Transition to a free market economy has left Romania a staggering eight times poorer than ten years ago with 44% of Romanians living in poverty. However, this figure rises to 80% in rural areas of the North East.

This has had a devastating effect on family life. Facing extreme poverty, many parents resort to home-made alcohol. Their children face the resulting brutality and a life of enforced begging or stealing. More and more children are running away to escape these hardships.  The children migrate via the railway network and congregate in large city stations. Most children admitted to our house have a history of abuse at home.

Street Children in Romania

The Relief Fund for Romania

[accessed 13 July 2011]

Romania has an estimated 6,000 plus homeless children living on the streets, most having run away from institutions or family abuse. As Romania's notorious institutions are being closed down, the numbers are on the increase.

Romania's Forgotten Children

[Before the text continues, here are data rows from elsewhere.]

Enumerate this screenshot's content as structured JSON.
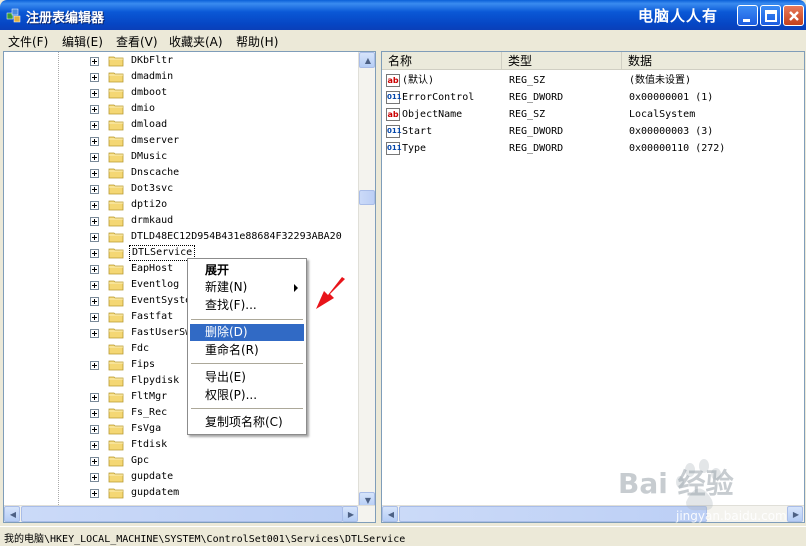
{
  "window": {
    "title": "注册表编辑器",
    "corner_watermark": "电脑人人有"
  },
  "menubar": [
    {
      "label": "文件(F)"
    },
    {
      "label": "编辑(E)"
    },
    {
      "label": "查看(V)"
    },
    {
      "label": "收藏夹(A)"
    },
    {
      "label": "帮助(H)"
    }
  ],
  "tree": {
    "selected_index": 12,
    "items": [
      {
        "label": "DKbFltr",
        "expandable": true
      },
      {
        "label": "dmadmin",
        "expandable": true
      },
      {
        "label": "dmboot",
        "expandable": true
      },
      {
        "label": "dmio",
        "expandable": true
      },
      {
        "label": "dmload",
        "expandable": true
      },
      {
        "label": "dmserver",
        "expandable": true
      },
      {
        "label": "DMusic",
        "expandable": true
      },
      {
        "label": "Dnscache",
        "expandable": true
      },
      {
        "label": "Dot3svc",
        "expandable": true
      },
      {
        "label": "dpti2o",
        "expandable": true
      },
      {
        "label": "drmkaud",
        "expandable": true
      },
      {
        "label": "DTLD48EC12D954B431e88684F32293ABA20",
        "expandable": true
      },
      {
        "label": "DTLService",
        "expandable": true
      },
      {
        "label": "EapHost",
        "expandable": true
      },
      {
        "label": "Eventlog",
        "expandable": true
      },
      {
        "label": "EventSyste",
        "expandable": true
      },
      {
        "label": "Fastfat",
        "expandable": true
      },
      {
        "label": "FastUserSw",
        "expandable": true
      },
      {
        "label": "Fdc",
        "expandable": false
      },
      {
        "label": "Fips",
        "expandable": true
      },
      {
        "label": "Flpydisk",
        "expandable": false
      },
      {
        "label": "FltMgr",
        "expandable": true
      },
      {
        "label": "Fs_Rec",
        "expandable": true
      },
      {
        "label": "FsVga",
        "expandable": true
      },
      {
        "label": "Ftdisk",
        "expandable": true
      },
      {
        "label": "Gpc",
        "expandable": true
      },
      {
        "label": "gupdate",
        "expandable": true
      },
      {
        "label": "gupdatem",
        "expandable": true
      }
    ]
  },
  "list": {
    "columns": [
      "名称",
      "类型",
      "数据"
    ],
    "rows": [
      {
        "icon": "ab",
        "name": "(默认)",
        "type": "REG_SZ",
        "data": "(数值未设置)"
      },
      {
        "icon": "dw",
        "name": "ErrorControl",
        "type": "REG_DWORD",
        "data": "0x00000001 (1)"
      },
      {
        "icon": "ab",
        "name": "ObjectName",
        "type": "REG_SZ",
        "data": "LocalSystem"
      },
      {
        "icon": "dw",
        "name": "Start",
        "type": "REG_DWORD",
        "data": "0x00000003 (3)"
      },
      {
        "icon": "dw",
        "name": "Type",
        "type": "REG_DWORD",
        "data": "0x00000110 (272)"
      }
    ]
  },
  "context_menu": {
    "items": [
      {
        "label": "展开",
        "bold": true
      },
      {
        "label": "新建(N)",
        "submenu": true
      },
      {
        "label": "查找(F)..."
      },
      {
        "label": "删除(D)",
        "highlighted": true
      },
      {
        "label": "重命名(R)"
      },
      {
        "label": "导出(E)"
      },
      {
        "label": "权限(P)..."
      },
      {
        "label": "复制项名称(C)"
      }
    ]
  },
  "statusbar": {
    "path": "我的电脑\\HKEY_LOCAL_MACHINE\\SYSTEM\\ControlSet001\\Services\\DTLService"
  },
  "watermark": {
    "brand": "Bai 经验",
    "url": "jingyan.baidu.com"
  },
  "colors": {
    "titlebar": "#0a58d6",
    "highlight": "#316ac5",
    "annotation_arrow": "#e8141a"
  }
}
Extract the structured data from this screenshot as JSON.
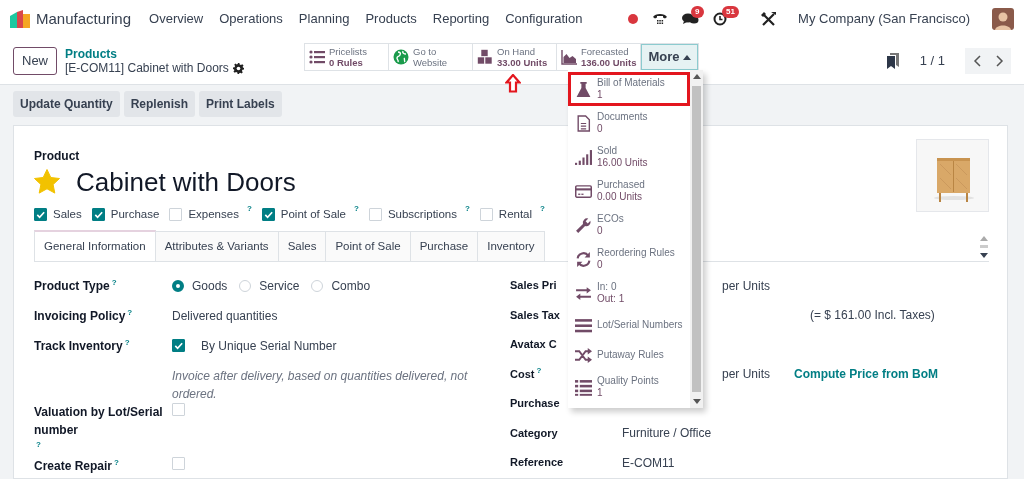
{
  "app": {
    "name": "Manufacturing"
  },
  "menu": [
    "Overview",
    "Operations",
    "Planning",
    "Products",
    "Reporting",
    "Configuration"
  ],
  "systray": {
    "chat_count": "9",
    "activity_count": "51",
    "company": "My Company (San Francisco)"
  },
  "control_panel": {
    "new_button": "New",
    "breadcrumb": "Products",
    "record": "[E-COM11] Cabinet with Doors",
    "pager": "1 / 1"
  },
  "stat_buttons": [
    {
      "kind": "list",
      "title": "Pricelists",
      "value": "0 Rules"
    },
    {
      "kind": "globe",
      "title": "Go to",
      "subtitle": "Website"
    },
    {
      "kind": "boxes",
      "title": "On Hand",
      "value": "33.00 Units"
    },
    {
      "kind": "area",
      "title": "Forecasted",
      "value": "136.00 Units"
    }
  ],
  "more_button": {
    "label": "More",
    "expanded": true
  },
  "actions": [
    "Update Quantity",
    "Replenish",
    "Print Labels"
  ],
  "form": {
    "label": "Product",
    "name": "Cabinet with Doors",
    "favorite": true,
    "options": [
      {
        "label": "Sales",
        "checked": true
      },
      {
        "label": "Purchase",
        "checked": true
      },
      {
        "label": "Expenses",
        "checked": false,
        "help": "?"
      },
      {
        "label": "Point of Sale",
        "checked": true,
        "help": "?"
      },
      {
        "label": "Subscriptions",
        "checked": false,
        "help": "?"
      },
      {
        "label": "Rental",
        "checked": false,
        "help": "?"
      }
    ],
    "tabs": [
      {
        "label": "General Information",
        "selected": true
      },
      {
        "label": "Attributes & Variants",
        "selected": false
      },
      {
        "label": "Sales",
        "selected": false
      },
      {
        "label": "Point of Sale",
        "selected": false
      },
      {
        "label": "Purchase",
        "selected": false
      },
      {
        "label": "Inventory",
        "selected": false
      }
    ],
    "left_fields": [
      {
        "kind": "radio",
        "label": "Product Type",
        "help": "?",
        "options": [
          {
            "label": "Goods",
            "selected": true
          },
          {
            "label": "Service",
            "selected": false
          },
          {
            "label": "Combo",
            "selected": false
          }
        ]
      },
      {
        "kind": "text",
        "label": "Invoicing Policy",
        "help": "?",
        "value": "Delivered quantities"
      },
      {
        "kind": "checkbox",
        "label": "Track Inventory",
        "help": "?",
        "checked": true,
        "value": "By Unique Serial Number"
      },
      {
        "kind": "note",
        "value": "Invoice after delivery, based on quantities delivered, not ordered."
      },
      {
        "kind": "checkbox",
        "label": "Valuation by Lot/Serial number",
        "help": "?",
        "checked": false
      },
      {
        "kind": "checkbox",
        "label": "Create Repair",
        "help": "?",
        "checked": false
      }
    ],
    "right_fields": [
      {
        "kind": "unit",
        "label": "Sales Pri",
        "value": "per Units"
      },
      {
        "kind": "tax",
        "label": "Sales Tax",
        "value": "(= $ 161.00 Incl. Taxes)"
      },
      {
        "kind": "empty",
        "label": "Avatax C"
      },
      {
        "kind": "unit",
        "label": "Cost",
        "help": "?",
        "value": "per Units",
        "link": "Compute Price from BoM"
      },
      {
        "kind": "empty",
        "label": "Purchase"
      },
      {
        "kind": "text",
        "label": "Category",
        "value": "Furniture / Office"
      },
      {
        "kind": "text",
        "label": "Reference",
        "value": "E-COM11"
      }
    ]
  },
  "dropdown": {
    "items": [
      {
        "kind": "flask",
        "title": "Bill of Materials",
        "value": "1",
        "highlighted": true
      },
      {
        "kind": "doc",
        "title": "Documents",
        "value": "0",
        "highlighted": false
      },
      {
        "kind": "signal",
        "title": "Sold",
        "value": "16.00 Units",
        "highlighted": false
      },
      {
        "kind": "card",
        "title": "Purchased",
        "value": "0.00 Units",
        "highlighted": false
      },
      {
        "kind": "wrench",
        "title": "ECOs",
        "value": "0",
        "highlighted": false
      },
      {
        "kind": "refresh",
        "title": "Reordering Rules",
        "value": "0",
        "highlighted": false
      },
      {
        "kind": "exchange",
        "title": "In: 0",
        "value": "Out: 1",
        "highlighted": false
      },
      {
        "kind": "bars",
        "title": "Lot/Serial Numbers",
        "highlighted": false
      },
      {
        "kind": "shuffle",
        "title": "Putaway Rules",
        "highlighted": false
      },
      {
        "kind": "listdots",
        "title": "Quality Points",
        "value": "1",
        "highlighted": false
      }
    ]
  }
}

Story by Ruth SoRelle; Photos by Smiley N. Pool, International Association of Physicians in AIDS Care, Journal: March 1998 - Volume 4, Number 3

[accessed 13 July 2011]

At one time this article had been archived and may possibly still be accessible [here]

The three emerged from the subway station like tiny mice, furtive and gray with fatigue and dirt. Ages 8, 10, and 11, they are members of a growing population of homeless and abandoned children who populate the city's streets and sewers.

Born to be Forgotten: 1996

Stories by Ruth SoRelle, Photography by Smiley N. Pool, The Houston Chronicle, Bucharest, 1996

At one time this article had been archived and may possibly still be accessible [here]

[accessed 13 July 2011]

It's been six years since we first saw the pictures of Romania's abused and neglected children. The world recoiled in horror and wondered from afar how this could happen. But what's happened since? Six years isn't long in the history of a nation. But it is forever in the lifetime of a child.

Trafficking of children [PDF]

Report by Barbara Limanowska, Trafficking in Human Beings in Southeastern Europe

[accessed 13 July 2011]

[Turn to: Romania à 1. Overview à 1.2 Trafficking of children]

There are also reports of Romanian children and adolescents in Belgrade living on the streets because they are too old to be placed in institutions. The Romanian Embassy is not interested in repatriating these children and adolescents, and no special programs or services exist for migrant children living on the streets.

All material used herein reproduced under the fair use exception of 17 USC § 107 for noncommercial, nonprofit, and educational use.  PLEASE RESPECT COPYRIGHTS OF COMPONENT ARTICLES.  Cite this webpage as: Patt, Prof. Martin, "Street Children - Romania",, [accessed <date>]